From New Zealand Prime Minister Jacinda Ardern, to Atlanta Mayor Keisha Lance Bottoms, female leaders have excelled in displaying a governance and communication during the pandemic that has inspired and set an example for supporters and critics alike. Here are just a few women that are leading through the pandemic:
Prime Minister Jacinda Ardern
New Zealand Prime Minister Jacinda Ardern became the world’s youngest female head of government when she was elected in 2017 at age 37. As the leader of the Labor Party, her governance style and authenticity has inspired many around the world. During the height of COVID-19, she was applauded for her decisive yet sensitive handling of the pandemic using empathy and compassion. According to a recent Newshub-Reid poll, Ardern is the most popular leader in a century, thanks in part to her COVID-19 response that made the country among the most successful in curbing the spread of the disease.
I think one of the sad things that I’ve seen in political leadership is – because we’ve placed over time so much emphasis on notions of assertiveness and strength – that we probably have assumed that it means you can’t have those other qualities of kindness and empathy. And yet, when you think about all the big challenges that we face in the world, that’s probably the quality we need the most. -- Prime Minister Jacinda Adern
Mayor Keisha Lance Bottoms
As a lifelong public servant, Mayor Bottoms is the only Mayor in Atlanta’s history to have served all three branches of government, serving as a judge and City Councilmember before being sworn in as Mayor. Bottoms has drawn upon personal experience to address recent unrest over police violence and discuss the issues in an empathetic way that has resonated across the U.S. After George Floyd’s death, Bottoms called out looters and rioters in a powerful yet vulnerable speech that catapulted her into the spotlight and shook the nation.
We cannot wait for some other time, some other place, some other heroes. We must be the heroes of our generation. -- Mayor Keisha Lance Bottoms
Brittany Packnett Cunningham

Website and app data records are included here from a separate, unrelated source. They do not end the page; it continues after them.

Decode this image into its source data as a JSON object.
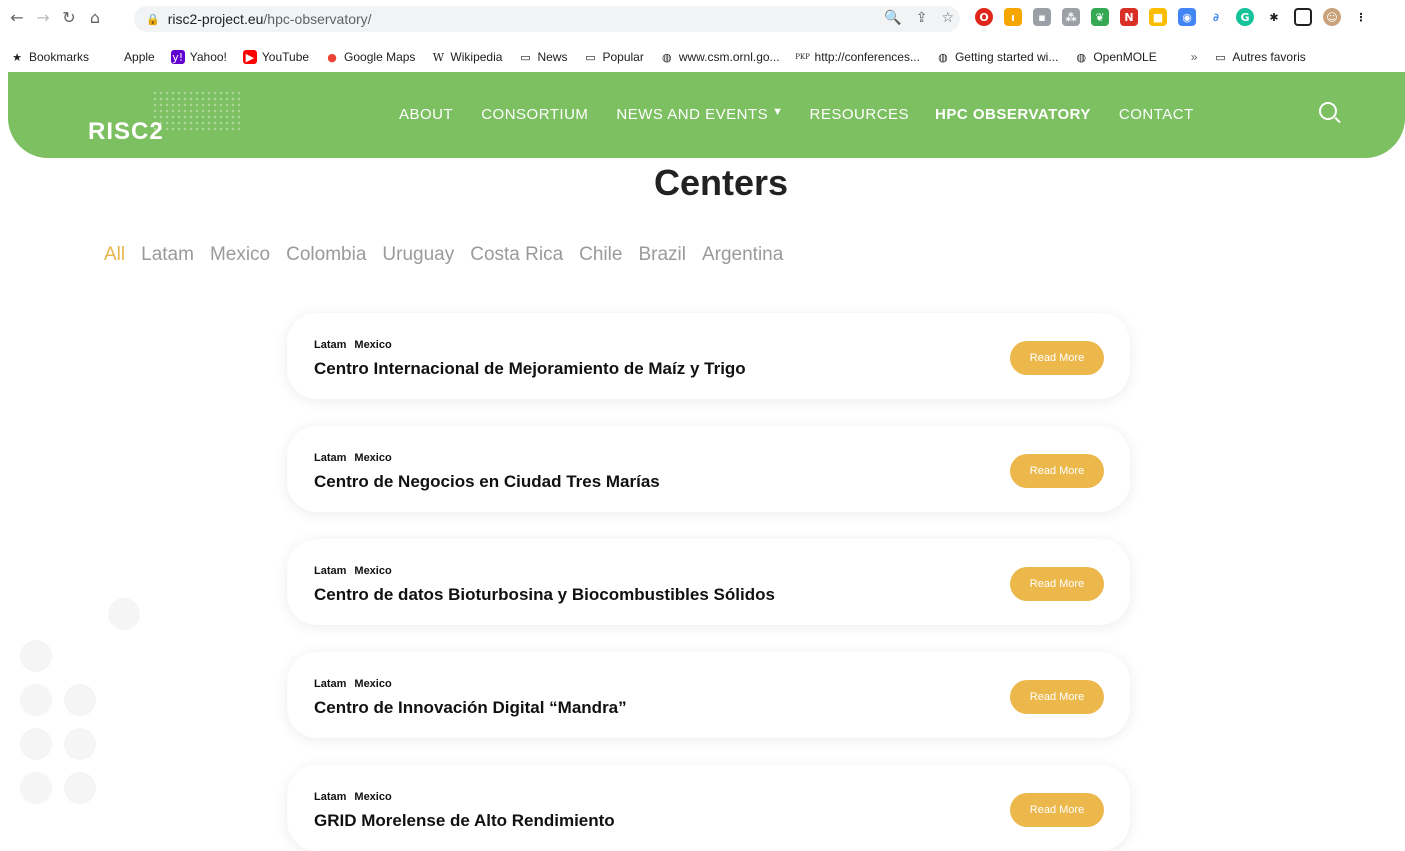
{
  "browser": {
    "url_host": "risc2-project.eu",
    "url_path": "/hpc-observatory/",
    "bookmarks": [
      {
        "label": "Bookmarks",
        "icon": "star-icon"
      },
      {
        "label": "Apple",
        "icon": "apple-icon"
      },
      {
        "label": "Yahoo!",
        "icon": "yahoo-icon"
      },
      {
        "label": "YouTube",
        "icon": "youtube-icon"
      },
      {
        "label": "Google Maps",
        "icon": "maps-icon"
      },
      {
        "label": "Wikipedia",
        "icon": "wikipedia-icon"
      },
      {
        "label": "News",
        "icon": "folder-icon"
      },
      {
        "label": "Popular",
        "icon": "folder-icon"
      },
      {
        "label": "www.csm.ornl.go...",
        "icon": "globe-icon"
      },
      {
        "label": "http://conferences...",
        "icon": "pkp-icon"
      },
      {
        "label": "Getting started wi...",
        "icon": "globe-icon"
      },
      {
        "label": "OpenMOLE",
        "icon": "globe-icon"
      },
      {
        "label": "Autres favoris",
        "icon": "folder-icon"
      }
    ],
    "more_bookmarks": "»"
  },
  "site": {
    "logo": "RISC2",
    "nav": [
      {
        "label": "ABOUT"
      },
      {
        "label": "CONSORTIUM"
      },
      {
        "label": "NEWS AND EVENTS"
      },
      {
        "label": "RESOURCES"
      },
      {
        "label": "HPC OBSERVATORY"
      },
      {
        "label": "CONTACT"
      }
    ]
  },
  "page": {
    "title": "Centers",
    "filters": [
      "All",
      "Latam",
      "Mexico",
      "Colombia",
      "Uruguay",
      "Costa Rica",
      "Chile",
      "Brazil",
      "Argentina"
    ],
    "cards": [
      {
        "tag1": "Latam",
        "tag2": "Mexico",
        "title": "Centro Internacional de Mejoramiento de Maíz y Trigo",
        "button": "Read More"
      },
      {
        "tag1": "Latam",
        "tag2": "Mexico",
        "title": "Centro de Negocios en Ciudad Tres Marías",
        "button": "Read More"
      },
      {
        "tag1": "Latam",
        "tag2": "Mexico",
        "title": "Centro de datos Bioturbosina y Biocombustibles Sólidos",
        "button": "Read More"
      },
      {
        "tag1": "Latam",
        "tag2": "Mexico",
        "title": "Centro de Innovación Digital “Mandra”",
        "button": "Read More"
      },
      {
        "tag1": "Latam",
        "tag2": "Mexico",
        "title": "GRID Morelense de Alto Rendimiento",
        "button": "Read More"
      }
    ]
  },
  "colors": {
    "header_green": "#7dc062",
    "accent_gold": "#ecb84c",
    "active_filter": "#e8b54a"
  }
}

Campaign Zero co-founder, NBC News and MSNBC Contributor and two-time Fellow at Harvard’s Institute of Politics, Brittany Packnett Cunningham has committed her life to activism for education and justice. Cited by President Barack Obama as a leader whose "voice is going to be making a difference for years to come," Brittany has increasingly become a sought-after voice in the work of social change and empowerment. As racial justice movements broke out across the country, Brittany jumped into battle, using her platform to speak on actionable legislation and next steps to protesting.
If the roots of the tree are rotten, then the fruits of the tree are rotten. And the fruits may be all different kinds, but the work is not just to take down the fruit or tear off the branches. The work is to uproot the tree and then move the tree and plant it in soil that bares fruit for all of us and not just some of us. -- Brittany Packnett Cunningham
President Tsai Ing-wen
Taiwan’s first female president, Tsai Ing-Wen has been involved in government service since the early 1990s when she was appointed as a trade-policy adviser in the administration of President Lee Teng-hui. After taking on various roles in politics over the years, she was chosen as the first woman president of the DPP party from 2008-2012. She successfully rebuilt the DPP after its defeat and was reelected to the post in 2014. In addition to being Taiwan’s first woman president, Tsai also became only the second person to win the presidency who was not a member of the KMT. In addition, she was the first person with ancestry in one of Taiwan’s ethnic minorities (Hakka) to attain that office.
At the start of the coronavirus outbreak, Tsai undertook rigorous investigative efforts to contain the contagion before mass community outbreak was possible. She allowed public-health professionals to guide the severity of her response, and has adamant that COVID-19 is a humanitarian disaster, requiring the joint efforts of all countries. Although Taiwan has been excluded from the WHO and the U.N., she remains committed to utilize her country’s manufacturing, medicinal and technological advances to work with the world during the pandemic.
Democracy is not just an election. It is our daily life. -- President Tsai Ing-wen
Prime Minister Sanna Marin
When elected as Finland’s Prime Minister last December, Sanna Marin became the world’s youngest head of government at 34 years old. Formerly Finland's Minister of Transport and Communications, Marin entered politics aged just 27 and became an MP in 2015 at 30.
At the start of the pandemic, Sanna Marin made a bold move to call on social media influencers to harness their networks and get people to #FlattenTheCurve. Aware that government communication doesn’t always reach or get through to everyone, Marin used the power of social media to spread news and information related to the pandemic. This practical and innovative strategy, bolstered by the Finnish healthcare system’s high state of preparedness translated to 85 percent of Finns supporting her handling of the pandemic – an admirable level of confidence in these uncertain times.
I have never thought about my age or gender, I think of the reasons I got into politics and those things for which we have won the trust of the electorate. -- Prime Minister Sanna Marin